top of page
  • Writer's pictureWellness Workdays

The Hype Around GMOs


OMG, what is a GMO? To understand this acronym, it’s easiest to explain the meaning behind what each letter references. G stands for genetically, which refers to the genes a plant has or information where plants’ traits are stored. M stands for modified, which refers to changes made to the plants’ genes through different processes such as gene editing. To edit genes, an opening is cut and genes from another living organism are pasted in. This newly added information is incorporated into the plant’s genetic material, so the plant can express a new trait. O stands for organism, a living thing.

Technology has advanced to a point where we can genetically modify or engineer plants to improve the flavor, crop yield, and effects of insect damage and plant disease. One example is engineering plants with genes from harmless bacteria to ward off pesky insects – making the use of potentially harmful pesticides unnecessary. So, GMOs can benefit us and the environment.

Are they safe?

Crops made with genetically modified organisms are tested for safety just like non-GMO crops, and all GMO products currently on the market are considered as safe as non-GMO products. GMO crops are also tested to ensure that they are not toxic, do not cause allergies, have the same amount of nutrients and have no unintended effects. A few animal studies have suggested that GMOs cause tumor formation and poor development. However, many more animal studies suggest there are no harmful effects from eating these modified crops.

Bottom Line: Food products made with GMOs must undergo the same safety standards as non-GMO products to be sold in grocery stores. Current research has demonstrated that GMO products pose no more harm than non-GMO products. Controversy remains regarding the safety and long-term effects of GMOs. As a consumer, it’s ultimately your choice. If you would rather purchase non-GMO foods, you can find many products labeled non-GMO in your local grocery store.
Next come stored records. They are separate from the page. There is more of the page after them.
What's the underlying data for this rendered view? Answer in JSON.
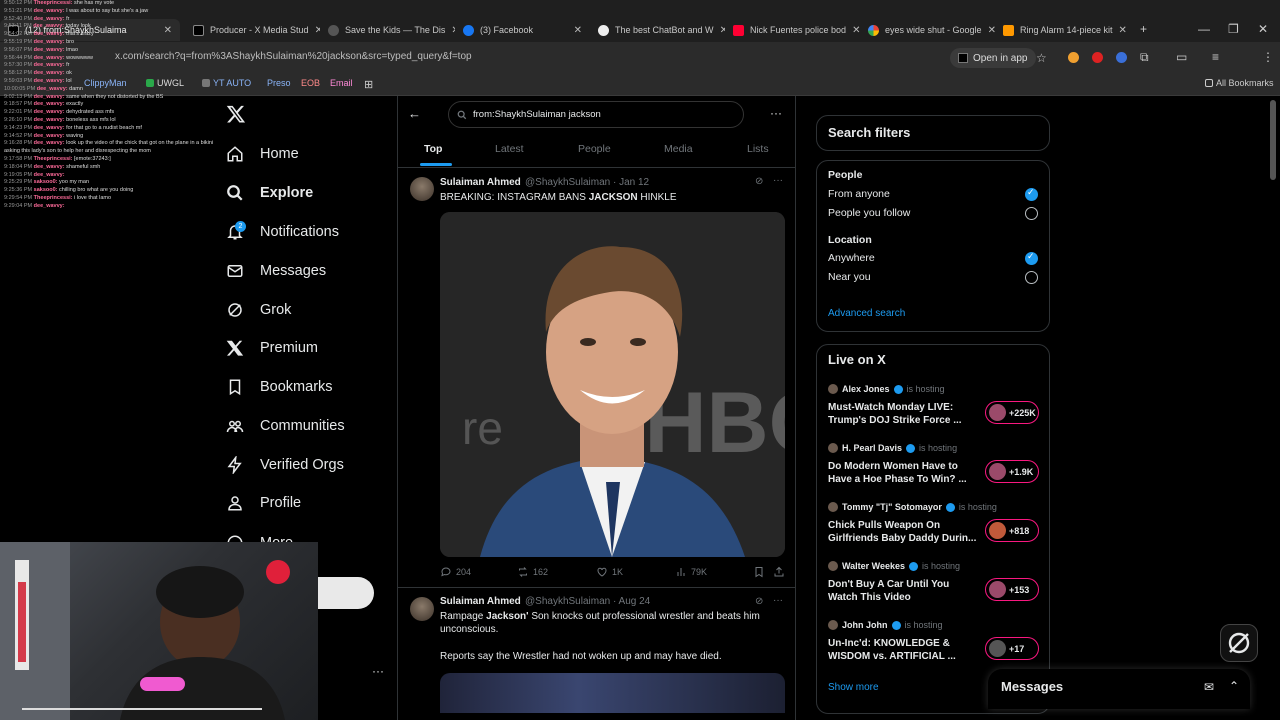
{
  "browser": {
    "tabs": [
      {
        "label": "(12) from:ShaykhSulaima",
        "active": true
      },
      {
        "label": "Producer - X Media Stud"
      },
      {
        "label": "Save the Kids — The Dis"
      },
      {
        "label": "(3) Facebook"
      },
      {
        "label": "The best ChatBot and W"
      },
      {
        "label": "Nick Fuentes police bod"
      },
      {
        "label": "eyes wide shut - Google"
      },
      {
        "label": "Ring Alarm 14-piece kit"
      }
    ],
    "url": "x.com/search?q=from%3AShaykhSulaiman%20jackson&src=typed_query&f=top",
    "open_in_app": "Open in app",
    "bookmarks": [
      "ClippyMan",
      "UWGL",
      "YT AUTO",
      "Preso",
      "EOB",
      "Email"
    ],
    "all_bookmarks": "All Bookmarks"
  },
  "nav": {
    "items": [
      "Home",
      "Explore",
      "Notifications",
      "Messages",
      "Grok",
      "Premium",
      "Bookmarks",
      "Communities",
      "Verified Orgs",
      "Profile",
      "More"
    ],
    "notifications_badge": "2"
  },
  "search": {
    "query": "from:ShaykhSulaiman jackson",
    "tabs": [
      "Top",
      "Latest",
      "People",
      "Media",
      "Lists"
    ]
  },
  "tweets": [
    {
      "name": "Sulaiman Ahmed",
      "handle": "@ShaykhSulaiman · Jan 12",
      "text_pre": "BREAKING: INSTAGRAM BANS ",
      "text_bold": "JACKSON",
      "text_post": " HINKLE",
      "image_label": "HBO",
      "replies": "204",
      "reposts": "162",
      "likes": "1K",
      "views": "79K"
    },
    {
      "name": "Sulaiman Ahmed",
      "handle": "@ShaykhSulaiman · Aug 24",
      "text_pre": "Rampage ",
      "text_bold": "Jackson'",
      "text_post": " Son knocks out professional wrestler and beats him unconscious.",
      "text_2": "Reports say the Wrestler had not woken up and may have died."
    }
  ],
  "filters": {
    "title": "Search filters",
    "people_heading": "People",
    "people_opts": [
      "From anyone",
      "People you follow"
    ],
    "location_heading": "Location",
    "location_opts": [
      "Anywhere",
      "Near you"
    ],
    "advanced": "Advanced search"
  },
  "live": {
    "title": "Live on X",
    "is_hosting": "is hosting",
    "items": [
      {
        "host": "Alex Jones",
        "title": "Must-Watch Monday LIVE: Trump's DOJ Strike Force ...",
        "count": "+225K"
      },
      {
        "host": "H. Pearl Davis",
        "title": "Do Modern Women Have to Have a Hoe Phase To Win? ...",
        "count": "+1.9K"
      },
      {
        "host": "Tommy \"Tj\" Sotomayor",
        "title": "Chick Pulls Weapon On Girlfriends Baby Daddy Durin...",
        "count": "+818"
      },
      {
        "host": "Walter Weekes",
        "title": "Don't Buy A Car Until You Watch This Video",
        "count": "+153"
      },
      {
        "host": "John John",
        "title": "Un-Inc'd: KNOWLEDGE & WISDOM vs. ARTIFICIAL ...",
        "count": "+17"
      }
    ],
    "show_more": "Show more"
  },
  "messages_dock": "Messages",
  "chat": [
    {
      "t": "9:50:12 PM",
      "u": "Theeprincessi",
      "m": "she has my vote"
    },
    {
      "t": "9:51:21 PM",
      "u": "dee_wavvy",
      "m": "I was about to say but she's a jaw"
    },
    {
      "t": "9:52:40 PM",
      "u": "dee_wavvy",
      "m": "fr"
    },
    {
      "t": "9:53:11 PM",
      "u": "dee_wavvy",
      "m": "today look"
    },
    {
      "t": "9:54:02 PM",
      "u": "dee_wavvy",
      "m": "that's crazy"
    },
    {
      "t": "9:55:19 PM",
      "u": "dee_wavvy",
      "m": "bro"
    },
    {
      "t": "9:56:07 PM",
      "u": "dee_wavvy",
      "m": "lmao"
    },
    {
      "t": "9:56:44 PM",
      "u": "dee_wavvy",
      "m": "wowwwww"
    },
    {
      "t": "9:57:30 PM",
      "u": "dee_wavvy",
      "m": "fr"
    },
    {
      "t": "9:58:12 PM",
      "u": "dee_wavvy",
      "m": "ok"
    },
    {
      "t": "9:59:03 PM",
      "u": "dee_wavvy",
      "m": "lol"
    },
    {
      "t": "10:00:05 PM",
      "u": "dee_wavvy",
      "m": "damn"
    },
    {
      "t": "9:02:13 PM",
      "u": "dee_wavvy",
      "m": "same when they not distorted by the BS"
    },
    {
      "t": "9:18:57 PM",
      "u": "dee_wavvy",
      "m": "exactly"
    },
    {
      "t": "9:22:01 PM",
      "u": "dee_wavvy",
      "m": "dehydrated ass mfs"
    },
    {
      "t": "9:26:10 PM",
      "u": "dee_wavvy",
      "m": "boneless ass mfs lol"
    },
    {
      "t": "9:14:23 PM",
      "u": "dee_wavvy",
      "m": "for that go to a nudist beach mf"
    },
    {
      "t": "9:14:52 PM",
      "u": "dee_wavvy",
      "m": "waving"
    },
    {
      "t": "9:16:28 PM",
      "u": "dee_wavvy",
      "m": "look up the video of the chick that got on the plane in a bikini"
    },
    {
      "t": "",
      "u": "",
      "m": "asking this lady's son to help her and disrespecting the mom"
    },
    {
      "t": "9:17:58 PM",
      "u": "Theeprincessi",
      "m": "[emote:37243:]"
    },
    {
      "t": "9:18:04 PM",
      "u": "dee_wavvy",
      "m": "shameful smh"
    },
    {
      "t": "9:19:05 PM",
      "u": "dee_wavvy",
      "m": ""
    },
    {
      "t": "9:25:29 PM",
      "u": "saksoo0",
      "m": "yoo my man"
    },
    {
      "t": "9:25:36 PM",
      "u": "saksoo0",
      "m": "chilling bro what are you doing"
    },
    {
      "t": "9:29:54 PM",
      "u": "Theeprincessi",
      "m": "i love that lamo"
    },
    {
      "t": "9:29:04 PM",
      "u": "dee_wavvy",
      "m": ""
    }
  ]
}
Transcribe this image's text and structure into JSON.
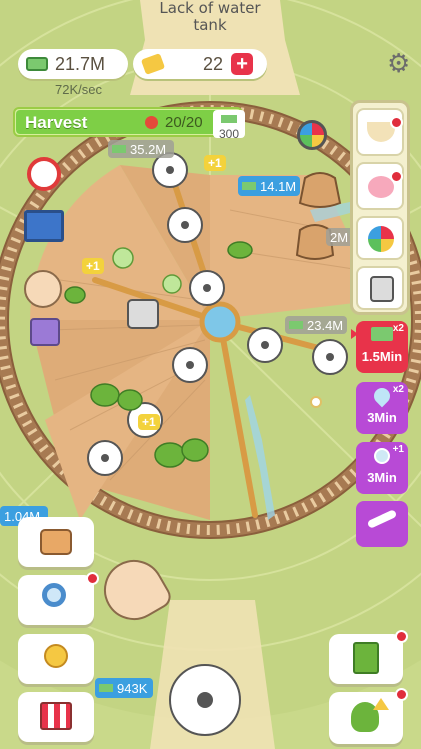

Written by: Melissa Kowalski, Wellness Workdays Dietetic Intern

bottom of page